*SUPPLIED DATA*.

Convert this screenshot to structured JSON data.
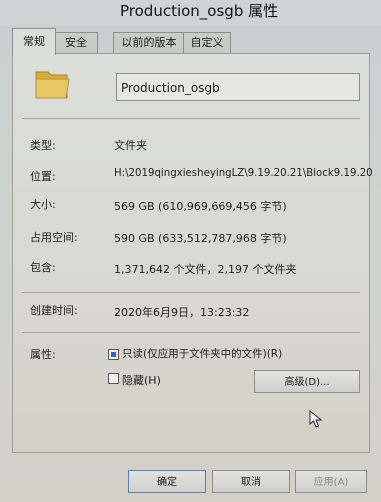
{
  "window": {
    "title": "Production_osgb 属性"
  },
  "tabs": [
    {
      "label": "常规"
    },
    {
      "label": "安全"
    },
    {
      "label": "以前的版本"
    },
    {
      "label": "自定义"
    }
  ],
  "general": {
    "folder_name": "Production_osgb",
    "type_label": "类型:",
    "type_value": "文件夹",
    "location_label": "位置:",
    "location_value": "H:\\2019qingxiesheyingLZ\\9.19.20.21\\Block9.19.20",
    "size_label": "大小:",
    "size_value": "569 GB (610,969,669,456 字节)",
    "size_on_disk_label": "占用空间:",
    "size_on_disk_value": "590 GB (633,512,787,968 字节)",
    "contains_label": "包含:",
    "contains_value": "1,371,642 个文件，2,197 个文件夹",
    "created_label": "创建时间:",
    "created_value": "2020年6月9日，13:23:32",
    "attributes_label": "属性:",
    "readonly_label": "只读(仅应用于文件夹中的文件)(R)",
    "readonly_state": "partial",
    "hidden_label": "隐藏(H)",
    "hidden_state": "unchecked",
    "advanced_button": "高级(D)..."
  },
  "footer": {
    "ok": "确定",
    "cancel": "取消",
    "apply": "应用(A)"
  },
  "colors": {
    "checkbox_fill": "#2e63c7",
    "panel": "#dcdedb"
  }
}
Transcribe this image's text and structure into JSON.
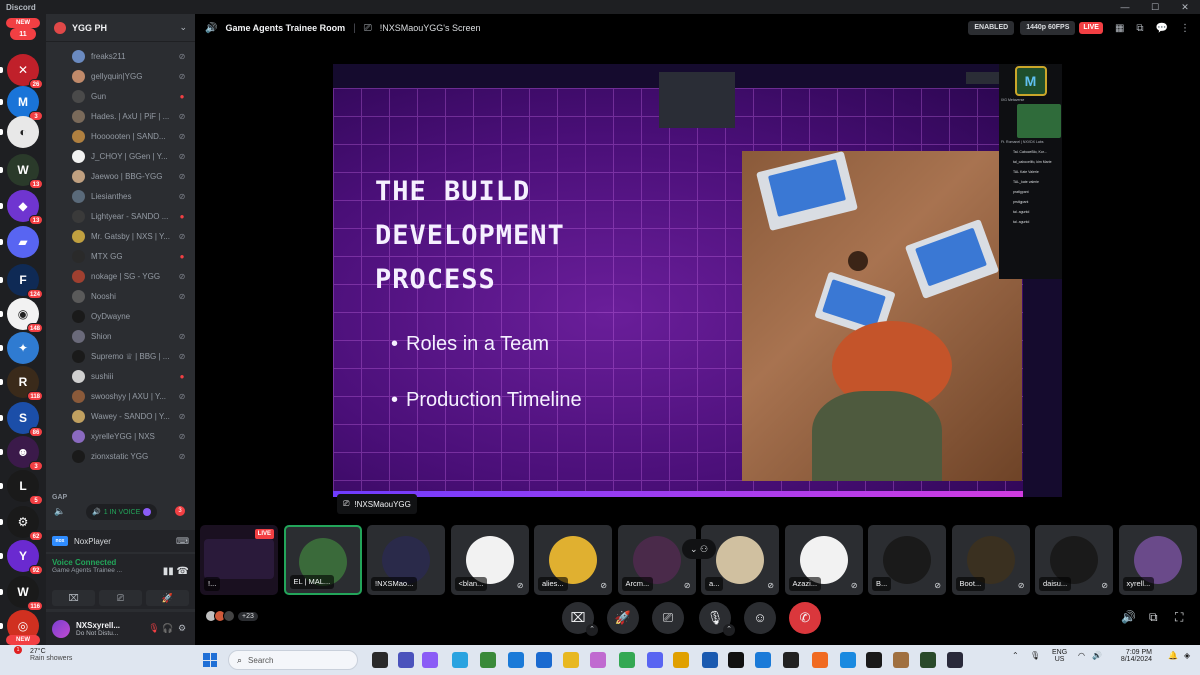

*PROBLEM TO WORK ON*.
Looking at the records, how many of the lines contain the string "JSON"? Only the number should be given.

*RESULT OF THE EXERCISE*.
2